On Oct. 28, the College Council (CC) Vice President for Community and Diversity Jonathon Burne ’17 led a discussion about a pending Honor System reform in the week’s general council meeting. Echoing a Record article published last semester by the outgoing Honor and Discipline Committee (HDC) chairs (“On being honor bound,” May 13, 2015) he explained that the reform aims to re-emphasize the responsibility that each student has to hold each other accountable for academic integrity.
The resolution calls for a restructuring of the HDC to allow for a “jury of peers” system; in addition to the eight standing members elected by the student body, there would be an additional four students randomly selected from each class year. These four students would have the same rights as the standing members for the single case over which they were nominated to preside as a voting member, and would be subject to the same expectations of confidentiality. However, the crux of this system lies in the maxim: “Share the knowledge, not the details.” This means that students who had served on the committee as a “juror” would share the knowledge of how the HDC process works, with the hope that this increased transparency would encourage more engagement and accountability with the Honor Code. Along with this increased transparency, the ultimate goal of this reform would be to reduce the number of Honor Code infractions.
Given the heightened frequency of violations – there were 45 cases last year in contrast to 13 cases in the 2011-12 academic year – we might expect the new HDC to reach well over 10 percent of campus each year, many of whom will go on to discuss their experiences with their peers. Exposing this many students to the process will enhance the Honor Code’s profile on campus. That seems like a great way to strengthen an institution that, in our experience, does not have a strong presence at the College.
The representatives at the meeting seemed excited about the proposal but had some concerns. Multiplying the number of jurors privy to sensitive information while encouraging them to educate their peers about the HDC increases the likelihood of a breach. A new provision requiring all student members to sign non-disclosure forms could mitigate this risk but would be hard to enforce. At the end of the day, there will be a tradeoff between deflecting a possible blow to confidentiality and improving our community standards on academic honesty.
Second, there were questions surrounding widespread campus voting apathy. In order for this resolution to pass, a vote is required that solicits participation from two-thirds of the student body, where a two-thirds majority votes in favor of passing the resolution. For this reason, voting apathy appears to be the most prominent obstacle to this resolution materializing. For example, this year’s fall CC elections produced 571 total votes of the roughly 2000 possible votes. This number falls well below the required two-thirds participation necessary for an Honor Code amendment. However, just last spring, 62 percent of the student body voted on the Divestment Referendum, which passed with a 71 percent majority. As a result, the push to divest the endowment from fossil fuels is currently being discussed by the Advisory Committee on Shareholder Responsibility, the Board of Trustees and the wider campus in general. We would argue that in the face of worthwhile issues, the student body is willing to mobilize and participate in the political process by voting. When our interests are at play, we show up to vote and determine the future of our community.

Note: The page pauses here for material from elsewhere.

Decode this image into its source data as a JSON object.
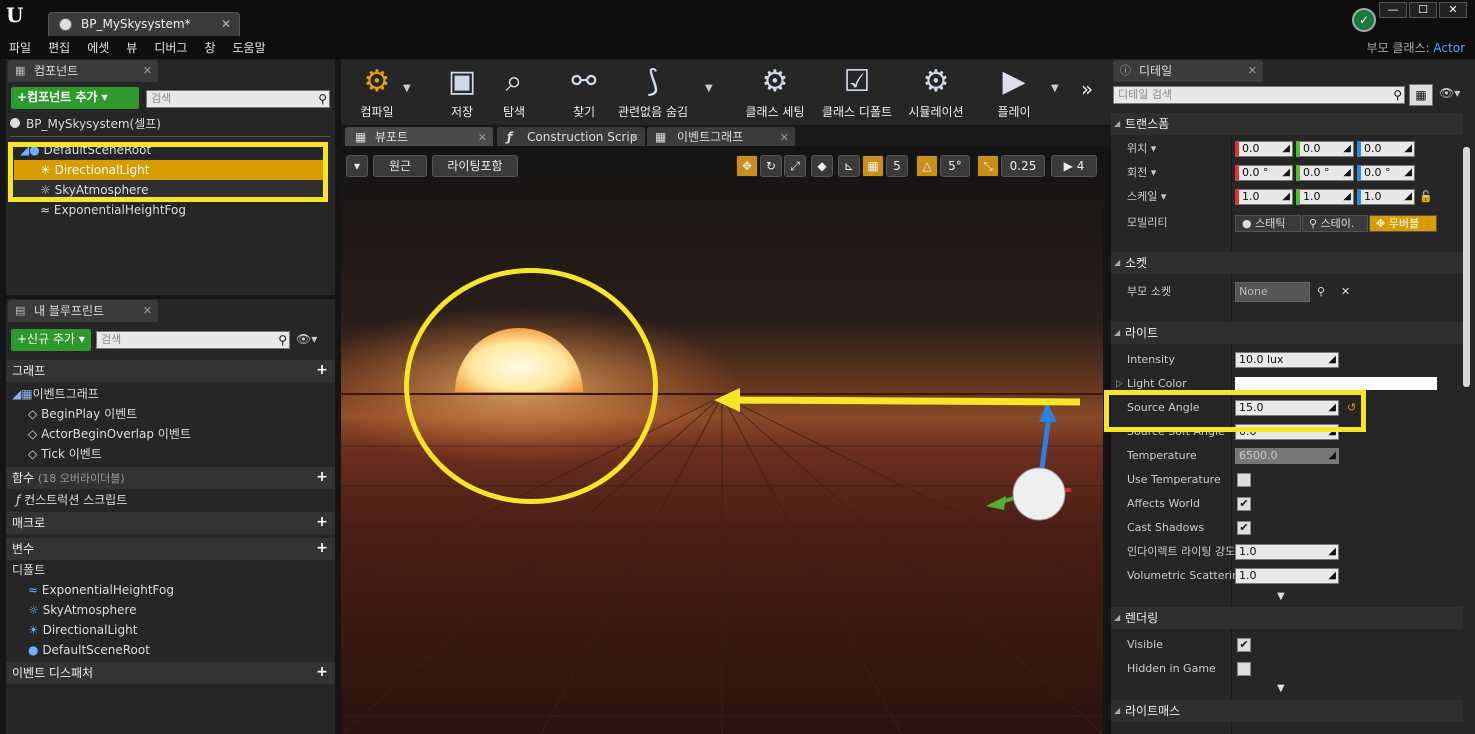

The Preamble of the Statement of Academic Honesty states: “As an institution fundamentally concerned with the free exchange of ideas, Williams College has always depended on the academic integrity of each of its members. In the spirit of this free exchange, the students and faculty of Williams recognize the necessity and accept the responsibility for academic honesty.” Recognizing the framing of the College in this manner, students created the Honor System to serve the students, and it ultimately has our interests in mind. Only students at the College can amend the Honor Code, and as such, only student members of the HDC can vote on cases. It is up to us to implement any changes to the Honor System that we deem necessary. The rising number of HDC cases is a cause of concern and can be attributed to a host of factors, but general ignorance of the expectations of the Honor Code seems to be driving the rise of cases in the past few years. The “8+4” amendment is a hybrid solution to the problem because it proposes to educate students about the Honor Code and democratize hearings while preserving a core group of permanent members who are knowledgeable about the process. On balance, the proposal at hand presents an attractive improvement to the existing Honor Code while also upholding the spirit of the free exchange of ideas at this institution.
This new “8+4” amendment would require widespread student interest and involvement. The conversations surrounding the Honor Code are burgeoning from interested parties and groups, but the College’s commitment to the Honor Code requires expanded student vigilance and involvement. This “8+4” resolution in its final form will require a supermajority of the campus to vote and to vote in favor of this resolution. As this conversation surrounding the “8+4” resolution begins to pick up steam, we urge the student body to stay informed and join the larger campus discussion surrounding our Honor System.
Jonathon Burne ’17 is a political science and Arabic studies double major from Los Angeles, Calif. He lives in Lehman. Marcus Christian ’16 is an English major from Miami, Fla. He lives in Perry. Tyrone Scafe ’17 is a political science and American studies double major from Waukegan, Ill. He lives in Sage.